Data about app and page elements

= Beginning of Section =

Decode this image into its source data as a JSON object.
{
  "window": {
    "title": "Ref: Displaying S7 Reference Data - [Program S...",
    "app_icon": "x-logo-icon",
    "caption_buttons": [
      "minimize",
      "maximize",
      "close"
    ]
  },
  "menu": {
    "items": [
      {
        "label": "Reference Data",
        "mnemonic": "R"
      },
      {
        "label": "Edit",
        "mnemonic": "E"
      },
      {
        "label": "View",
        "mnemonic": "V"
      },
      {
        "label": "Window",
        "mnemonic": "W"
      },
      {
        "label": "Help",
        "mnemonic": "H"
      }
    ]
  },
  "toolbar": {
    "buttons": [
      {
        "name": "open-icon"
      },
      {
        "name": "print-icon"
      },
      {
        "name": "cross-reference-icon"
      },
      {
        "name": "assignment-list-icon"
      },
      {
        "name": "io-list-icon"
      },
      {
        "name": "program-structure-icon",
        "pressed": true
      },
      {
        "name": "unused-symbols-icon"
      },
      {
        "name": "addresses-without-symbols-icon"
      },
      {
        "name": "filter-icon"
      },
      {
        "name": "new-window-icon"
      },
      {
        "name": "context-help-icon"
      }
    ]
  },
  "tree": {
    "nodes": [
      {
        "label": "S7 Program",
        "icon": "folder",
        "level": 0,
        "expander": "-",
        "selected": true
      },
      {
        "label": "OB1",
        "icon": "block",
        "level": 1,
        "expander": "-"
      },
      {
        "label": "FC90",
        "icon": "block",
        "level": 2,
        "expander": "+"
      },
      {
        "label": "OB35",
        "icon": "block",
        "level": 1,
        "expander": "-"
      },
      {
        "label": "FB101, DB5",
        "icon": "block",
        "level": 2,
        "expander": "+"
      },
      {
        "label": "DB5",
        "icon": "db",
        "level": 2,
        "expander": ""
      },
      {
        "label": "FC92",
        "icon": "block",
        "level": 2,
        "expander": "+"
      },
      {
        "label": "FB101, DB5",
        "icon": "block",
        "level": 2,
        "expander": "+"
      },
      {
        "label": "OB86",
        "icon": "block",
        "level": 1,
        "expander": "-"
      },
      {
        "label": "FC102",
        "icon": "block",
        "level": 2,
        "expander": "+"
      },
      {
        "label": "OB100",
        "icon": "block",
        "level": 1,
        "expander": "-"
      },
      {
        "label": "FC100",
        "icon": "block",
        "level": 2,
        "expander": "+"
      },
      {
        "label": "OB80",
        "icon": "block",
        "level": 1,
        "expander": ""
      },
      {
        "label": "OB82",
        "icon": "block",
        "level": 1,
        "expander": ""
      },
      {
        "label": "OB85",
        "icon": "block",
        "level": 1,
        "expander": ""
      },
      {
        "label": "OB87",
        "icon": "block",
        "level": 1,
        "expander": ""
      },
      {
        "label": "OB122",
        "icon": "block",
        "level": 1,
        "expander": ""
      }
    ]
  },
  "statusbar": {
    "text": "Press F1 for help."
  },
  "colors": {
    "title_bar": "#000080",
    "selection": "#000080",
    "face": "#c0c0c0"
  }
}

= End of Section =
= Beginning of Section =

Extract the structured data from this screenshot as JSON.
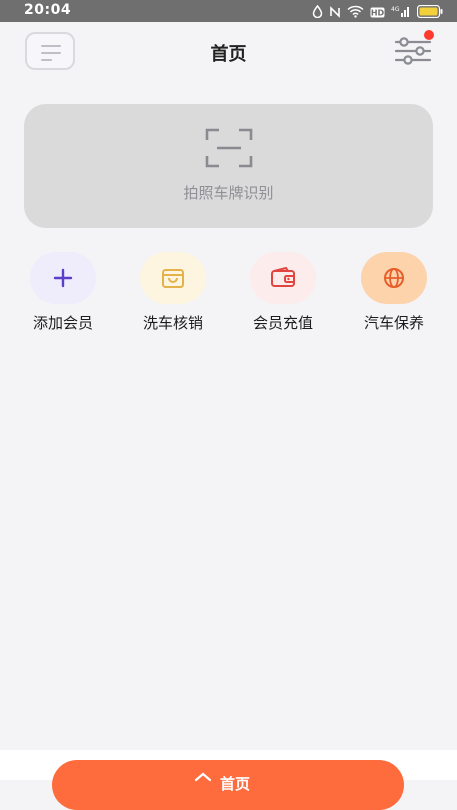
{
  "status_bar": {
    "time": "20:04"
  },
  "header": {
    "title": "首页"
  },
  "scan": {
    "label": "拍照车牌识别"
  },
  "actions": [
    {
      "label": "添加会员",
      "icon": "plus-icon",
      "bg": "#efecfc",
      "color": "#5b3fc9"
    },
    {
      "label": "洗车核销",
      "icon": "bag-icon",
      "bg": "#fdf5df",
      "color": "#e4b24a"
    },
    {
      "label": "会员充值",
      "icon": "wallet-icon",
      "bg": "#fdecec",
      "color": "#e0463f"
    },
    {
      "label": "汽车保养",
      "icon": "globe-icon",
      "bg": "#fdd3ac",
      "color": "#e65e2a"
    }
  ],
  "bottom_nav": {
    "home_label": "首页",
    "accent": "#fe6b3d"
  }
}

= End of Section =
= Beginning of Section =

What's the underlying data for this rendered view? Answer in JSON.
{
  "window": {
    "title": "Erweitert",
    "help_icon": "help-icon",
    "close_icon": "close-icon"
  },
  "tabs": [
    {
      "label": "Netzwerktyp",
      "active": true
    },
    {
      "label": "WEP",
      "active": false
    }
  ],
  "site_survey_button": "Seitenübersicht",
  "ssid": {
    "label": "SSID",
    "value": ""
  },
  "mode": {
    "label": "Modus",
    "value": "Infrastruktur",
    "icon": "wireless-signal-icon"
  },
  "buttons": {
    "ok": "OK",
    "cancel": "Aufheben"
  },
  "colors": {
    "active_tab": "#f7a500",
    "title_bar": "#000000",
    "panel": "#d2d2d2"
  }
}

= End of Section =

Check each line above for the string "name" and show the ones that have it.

        "name": "open-icon"
        "name": "print-icon"
        "name": "cross-reference-icon"
        "name": "assignment-list-icon"
        "name": "io-list-icon"
        "name": "program-structure-icon",
        "name": "unused-symbols-icon"
        "name": "addresses-without-symbols-icon"
        "name": "filter-icon"
        "name": "new-window-icon"
        "name": "context-help-icon"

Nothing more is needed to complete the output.